This was another infringement case in the High Court before Mr Justice Arnold. Fidelity claimed that Fidelis had infringed its rights in the trade mark FIDELITY by use of the mark FIDELIS. Fidelis counterclaimed that the FIDELITY registrations were wholly or partially invalid due to inclusion of the broad phrase financial services within the registered specification. Fidelis also claimed Fidelity had registered their marks in bad faith due to inclusion of the general term insurance services when the marks had only been used in relation to pension-related insurance services. Fidelity could not have had an intention to use their mark across the whole spectrum of insurance services. Other issues were addressed in the case but are not relevant to this article.

The Judge restated the position on the interpretation of trade mark specifications, namely that terms are to be ascribed their ordinary and natural meaning. Services are considered inherently less precise than goods, and should not be interpreted so liberally that they lose clarity and precision.

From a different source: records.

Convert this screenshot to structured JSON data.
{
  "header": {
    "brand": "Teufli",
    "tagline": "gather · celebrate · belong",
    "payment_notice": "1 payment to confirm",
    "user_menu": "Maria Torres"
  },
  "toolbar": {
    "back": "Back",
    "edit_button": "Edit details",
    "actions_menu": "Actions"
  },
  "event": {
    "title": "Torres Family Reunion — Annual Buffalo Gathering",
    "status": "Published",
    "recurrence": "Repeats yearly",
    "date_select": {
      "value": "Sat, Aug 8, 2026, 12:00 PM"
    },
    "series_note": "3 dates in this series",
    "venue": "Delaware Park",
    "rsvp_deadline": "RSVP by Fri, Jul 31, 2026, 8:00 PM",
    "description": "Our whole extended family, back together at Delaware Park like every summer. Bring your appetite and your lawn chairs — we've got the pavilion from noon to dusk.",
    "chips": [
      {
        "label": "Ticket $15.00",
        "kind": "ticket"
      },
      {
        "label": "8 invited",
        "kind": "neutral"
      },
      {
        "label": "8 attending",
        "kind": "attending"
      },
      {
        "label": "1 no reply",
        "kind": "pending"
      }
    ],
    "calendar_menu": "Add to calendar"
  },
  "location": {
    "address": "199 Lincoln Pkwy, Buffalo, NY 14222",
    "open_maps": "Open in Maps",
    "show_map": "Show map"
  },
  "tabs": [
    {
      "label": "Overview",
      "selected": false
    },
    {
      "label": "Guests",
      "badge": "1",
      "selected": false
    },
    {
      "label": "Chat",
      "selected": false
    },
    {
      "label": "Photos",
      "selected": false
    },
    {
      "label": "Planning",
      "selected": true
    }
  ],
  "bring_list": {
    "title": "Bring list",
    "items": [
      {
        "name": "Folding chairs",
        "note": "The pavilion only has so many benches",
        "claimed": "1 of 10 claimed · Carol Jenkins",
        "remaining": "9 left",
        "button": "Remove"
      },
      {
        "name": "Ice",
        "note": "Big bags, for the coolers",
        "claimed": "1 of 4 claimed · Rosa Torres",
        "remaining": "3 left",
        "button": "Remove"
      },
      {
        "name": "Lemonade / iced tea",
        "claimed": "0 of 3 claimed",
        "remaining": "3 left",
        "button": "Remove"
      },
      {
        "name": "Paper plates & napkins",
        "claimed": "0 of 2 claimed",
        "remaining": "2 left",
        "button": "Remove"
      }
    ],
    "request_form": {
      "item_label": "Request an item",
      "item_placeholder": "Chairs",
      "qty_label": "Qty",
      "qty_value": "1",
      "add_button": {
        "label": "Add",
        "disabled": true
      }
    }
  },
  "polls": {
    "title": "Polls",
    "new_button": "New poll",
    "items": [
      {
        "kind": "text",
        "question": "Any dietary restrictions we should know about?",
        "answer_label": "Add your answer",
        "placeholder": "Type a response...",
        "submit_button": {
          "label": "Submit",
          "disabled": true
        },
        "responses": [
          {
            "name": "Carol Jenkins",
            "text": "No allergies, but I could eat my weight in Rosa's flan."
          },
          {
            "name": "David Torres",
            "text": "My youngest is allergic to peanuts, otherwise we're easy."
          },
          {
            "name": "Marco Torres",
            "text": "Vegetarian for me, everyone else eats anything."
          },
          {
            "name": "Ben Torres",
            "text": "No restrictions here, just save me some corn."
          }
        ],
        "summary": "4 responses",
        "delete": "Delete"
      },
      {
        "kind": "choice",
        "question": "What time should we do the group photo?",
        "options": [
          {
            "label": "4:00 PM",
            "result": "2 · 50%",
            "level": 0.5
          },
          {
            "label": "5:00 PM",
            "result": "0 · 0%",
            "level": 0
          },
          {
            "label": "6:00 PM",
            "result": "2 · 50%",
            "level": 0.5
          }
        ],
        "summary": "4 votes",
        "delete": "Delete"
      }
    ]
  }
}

Here, financial services were considered to be “less objectionable than computer software” insofar as the term may possess clarity and precision. However, the Judge still concluded this point was arguable and there remained the possibility that the FIDELITY registrations were invalid. This would depend on the response to the questions he referred to the CJEU in SkyKick.

The bad faith claim relating to insurance services was also held to be arguable. The key question was whether Fidelity had a reasonable commercial rationale for registering the general term or whether it was only justified in registering a narrower term such as pension-related insurance services, insurance bonds, life insurance. There is a presumption here of good faith unless the contrary is proven and the burden of proving bad faith lay with Fidelis. On the facts, the Judge considered it unlikely that Fidelity had acted in bad faith but, in the current uncertain state of the law, the point was arguable. It is noteworthy as a separate issue that he cut down the FIDELITY specifications so that insurance services were reduced to pension-related insurance services because, when required to prove use, Fidelity was only able to do so in this specific area. There had been no use in other categories such as car insurance, home insurance, travel insurance and so on.

A link to the Judgment is here:

Venner Shipley’s trade mark opinion:

It would be very surprising if the CJEU rules that computer software is not sufficiently clear and precise to be a validly registered term. Multiple EU trade marks are registered for computer software and it would be a radical change in practice with serious consequences. That said, it may be unrealistic for trade mark owners to claim exclusivity in their registered marks in relation to software across all possible applications. After a period of five years on the register, a UK or EU trade mark becomes subject to a use requirement. If attacked, it can be revoked to the extent that it has not been used in relation to any of the registered goods and services in the absence of proper reasons for non-use. It is likely that, if attacked for some reason, registered specifications which include computer software as a broad term will be trimmed down to a more specific type of software on which the mark has actually been used, e.g. computer games software. This also applies to other broad terms such as financial services and insurance services. However, for the first five years of the registration, it may remain possible to retain very broad protection.

From a practical perspective, there are advantages and disadvantages to broadly registered trade mark specifications and each case should be taken on its merits. What is clear from the SKYKICK decision, however, is that unrealistically broad specifications which lack business credibility may not be accepted at face value as having been filed with a genuine intention to use the mark across the full spectrum of goods and services. In certain scenarios, such as the SKY registration which covered whips and bleaches, the validity of some or even all of the registration could be called into doubt.